I learned a valuable spiritual lesson at a recent tennis lesson.
While learning to approach the net and put the ball away better, I missed a shot I should have gotten, and my coach asked, “What were you thinking about?” I told him that I was thinking about what he was doing. And he quickly rebuffed me with, “You’re not supposed to be thinking about what I’m doing. You’re supposed to be thinking about what you’re going to do!”
His instruction arrested my attention, for I quickly realized that many of the times I was caught flat-footed and not ready to hit the ball back in time were times when I was thinking about what the other player was doing rather than what I was going to do. And so when the ball got to me, I wasn’t ready to hit it back well, and I would miss hit.
As I’ve worked on paying more attention to what I’m going to do with the ball, rather than getting absorbed with what the other guy is doing, my tennis game has been rapidly improving.

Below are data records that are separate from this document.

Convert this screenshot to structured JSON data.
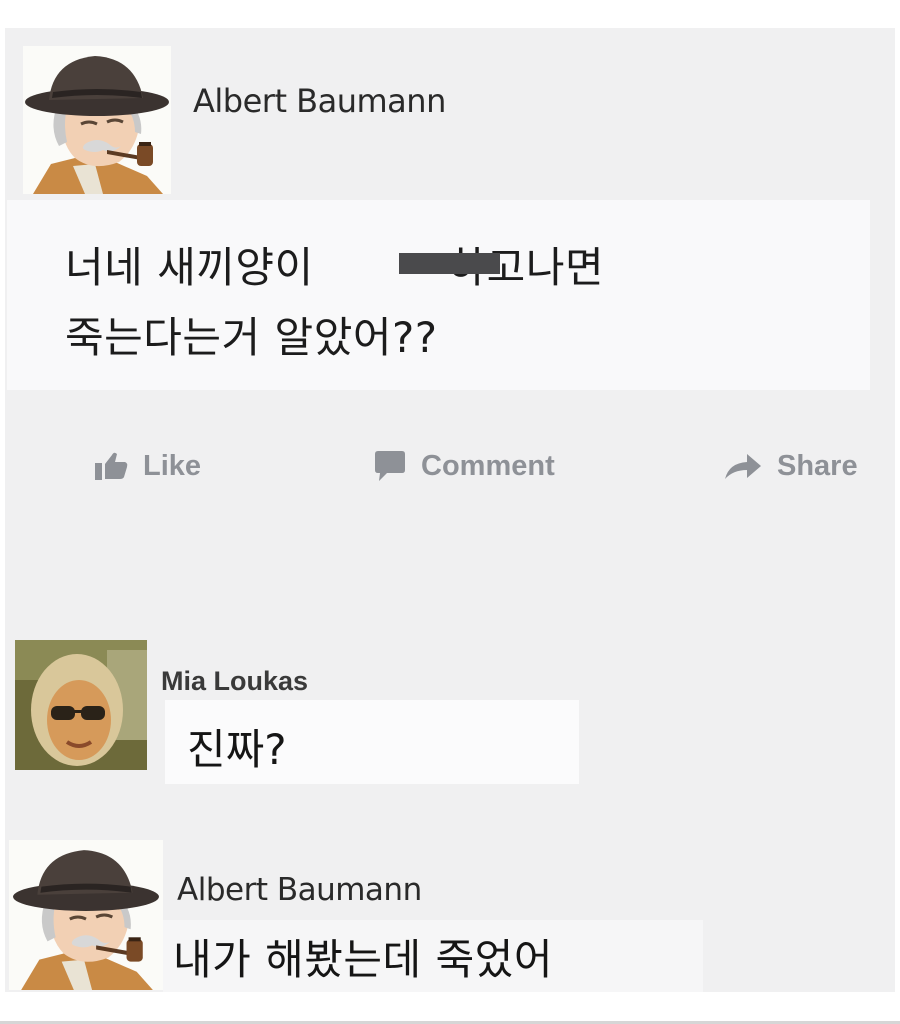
{
  "post": {
    "author": "Albert Baumann",
    "avatar_icon": "cartoon-old-man-hat-pipe-avatar",
    "line1_part1": "너네 새끼양이 ",
    "line1_part2": "하고나면",
    "line2": "죽는다는거 알았어??"
  },
  "actions": {
    "like": "Like",
    "comment": "Comment",
    "share": "Share"
  },
  "comments": [
    {
      "author": "Mia Loukas",
      "avatar_icon": "woman-sunglasses-photo-avatar",
      "text": "진짜?"
    },
    {
      "author": "Albert Baumann",
      "avatar_icon": "cartoon-old-man-hat-pipe-avatar",
      "text": "내가 해봤는데 죽었어"
    }
  ],
  "colors": {
    "panel_bg": "#f0f0f1",
    "action_gray": "#8e9197",
    "censor": "#4a4a4c"
  }
}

And I found a lesson for life in this instruction.
Do you ever spend time worrying about what the other guy is doing instead of paying more attention to what you should be doing?
It happens in the workplace. One worker gets upset with another and spends all her time fussing and fuming about the other’s actions, instead of becoming an understanding heart that could bring healing to the situation. Or a family member acts inconsiderately and other family members spend time criticizing and judging rather than bringing the touch of love into the family environment and improving relations with compassion and care.
In working with other people, we have to note their thoughts and actions to be aware of consequences, but the bulk of our time and effort should be spent on our conduct. What are we doing? Are we responding with love and care? Do we have a healing response ready for whatever comes our way?
The more we pay attention to what we are doing, and less to the other guy, the more likely we’ll be in a healing state of mind that makes a positive difference. We won’t be caught flat-footed and issue callous knee-jerk responses that hurt and harm. We’ll be ready to respond with love and able to score far more positive points on the daily court of Life. It’s a winning strategy.
“Whoever wants to embrace life and see the day fill up with good, Here’s what you do: Say nothing evil or hurtful” I Peter 3:10, MSG.